> [WORK ORDER]:
Return all lines in the data where the string "this" can be found.

> [MATERIALS PROVIDED]:
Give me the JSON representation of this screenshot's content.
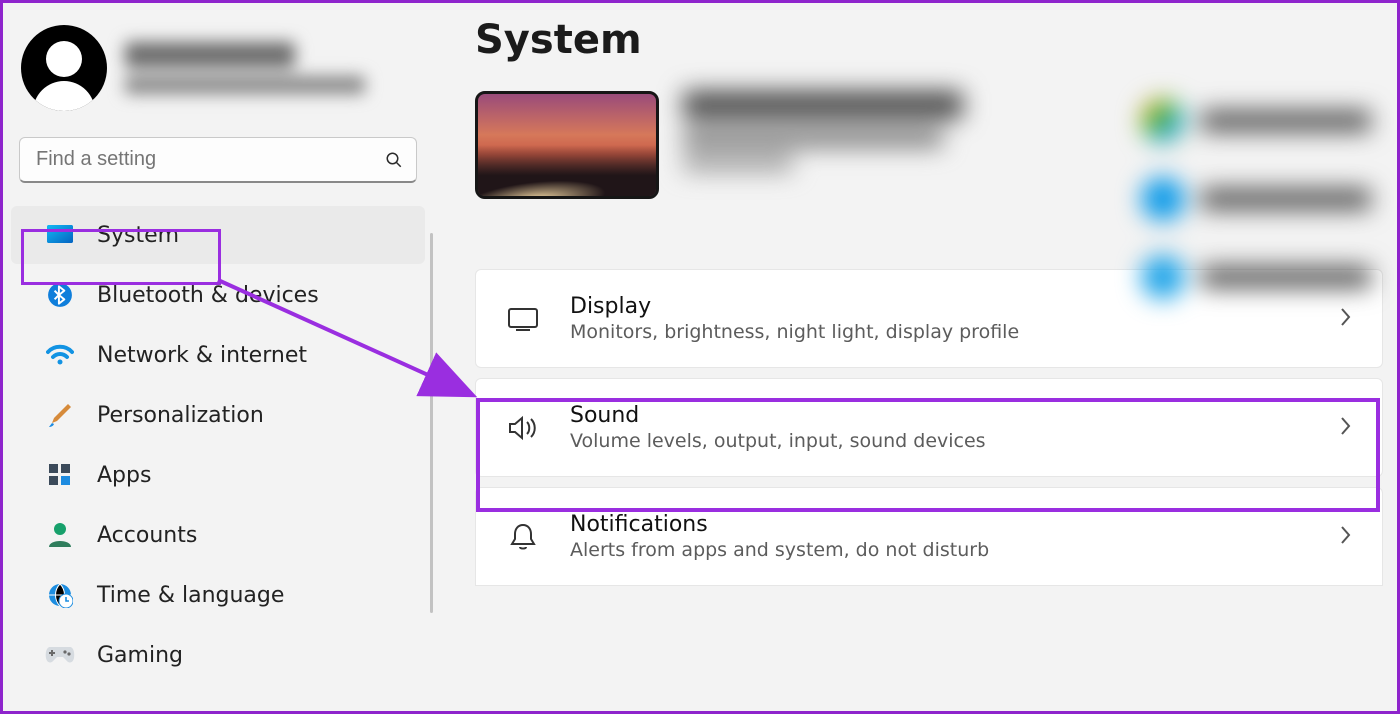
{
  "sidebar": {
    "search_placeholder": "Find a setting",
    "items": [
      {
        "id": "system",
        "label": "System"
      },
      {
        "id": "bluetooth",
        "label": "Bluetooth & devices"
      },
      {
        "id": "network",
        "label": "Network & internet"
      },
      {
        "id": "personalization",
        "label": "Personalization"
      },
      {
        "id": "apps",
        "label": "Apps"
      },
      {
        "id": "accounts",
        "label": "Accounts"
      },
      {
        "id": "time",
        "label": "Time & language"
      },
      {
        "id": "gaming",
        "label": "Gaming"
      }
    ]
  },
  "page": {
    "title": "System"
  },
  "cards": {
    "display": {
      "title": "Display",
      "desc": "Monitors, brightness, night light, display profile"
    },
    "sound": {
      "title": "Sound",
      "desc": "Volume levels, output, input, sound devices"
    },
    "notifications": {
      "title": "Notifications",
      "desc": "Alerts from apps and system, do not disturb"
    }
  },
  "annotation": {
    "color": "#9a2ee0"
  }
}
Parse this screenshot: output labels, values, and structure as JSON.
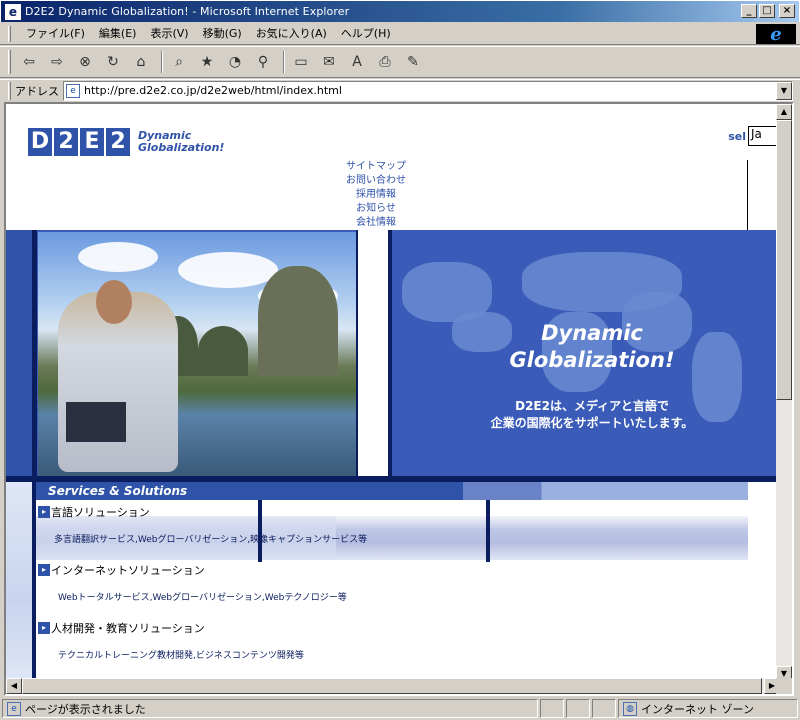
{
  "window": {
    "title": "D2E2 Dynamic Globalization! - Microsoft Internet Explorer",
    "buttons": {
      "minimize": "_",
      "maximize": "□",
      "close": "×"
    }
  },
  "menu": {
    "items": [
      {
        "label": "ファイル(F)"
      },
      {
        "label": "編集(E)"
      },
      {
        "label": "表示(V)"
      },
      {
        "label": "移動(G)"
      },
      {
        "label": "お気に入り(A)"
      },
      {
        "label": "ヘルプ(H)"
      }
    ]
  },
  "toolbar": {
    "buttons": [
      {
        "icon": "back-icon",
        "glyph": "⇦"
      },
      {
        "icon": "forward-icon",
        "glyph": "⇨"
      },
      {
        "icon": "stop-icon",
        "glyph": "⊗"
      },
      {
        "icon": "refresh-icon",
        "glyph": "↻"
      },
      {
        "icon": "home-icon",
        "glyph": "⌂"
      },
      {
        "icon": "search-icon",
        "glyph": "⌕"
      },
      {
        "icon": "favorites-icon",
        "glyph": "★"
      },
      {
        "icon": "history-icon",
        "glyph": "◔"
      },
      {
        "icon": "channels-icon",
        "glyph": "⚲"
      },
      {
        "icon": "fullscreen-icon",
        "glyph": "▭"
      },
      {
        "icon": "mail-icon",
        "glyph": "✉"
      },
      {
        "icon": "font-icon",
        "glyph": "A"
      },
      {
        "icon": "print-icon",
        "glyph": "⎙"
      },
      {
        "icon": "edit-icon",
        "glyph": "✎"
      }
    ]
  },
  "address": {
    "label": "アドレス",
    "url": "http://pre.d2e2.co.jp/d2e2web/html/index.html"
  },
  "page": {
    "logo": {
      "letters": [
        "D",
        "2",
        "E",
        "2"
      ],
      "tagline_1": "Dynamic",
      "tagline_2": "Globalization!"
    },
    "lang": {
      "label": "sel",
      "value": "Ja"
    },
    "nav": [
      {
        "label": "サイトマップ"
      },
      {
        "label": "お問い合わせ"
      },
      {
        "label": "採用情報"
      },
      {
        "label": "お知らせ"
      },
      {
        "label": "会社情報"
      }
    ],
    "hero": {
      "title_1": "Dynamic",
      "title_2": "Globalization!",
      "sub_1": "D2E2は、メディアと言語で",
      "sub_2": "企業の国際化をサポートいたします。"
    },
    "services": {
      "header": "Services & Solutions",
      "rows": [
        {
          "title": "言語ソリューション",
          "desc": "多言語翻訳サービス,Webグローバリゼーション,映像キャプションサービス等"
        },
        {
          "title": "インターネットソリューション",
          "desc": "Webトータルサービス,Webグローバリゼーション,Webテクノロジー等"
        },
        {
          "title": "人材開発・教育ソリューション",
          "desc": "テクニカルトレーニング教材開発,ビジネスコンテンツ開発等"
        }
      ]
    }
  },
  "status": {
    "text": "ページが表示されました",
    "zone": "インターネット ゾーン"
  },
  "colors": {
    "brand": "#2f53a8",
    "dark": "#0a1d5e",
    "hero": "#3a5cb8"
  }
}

> [EXERCISE SOLUTION]:
Give me the JSON representation of this screenshot's content.
Parse this screenshot: output labels, values, and structure as JSON.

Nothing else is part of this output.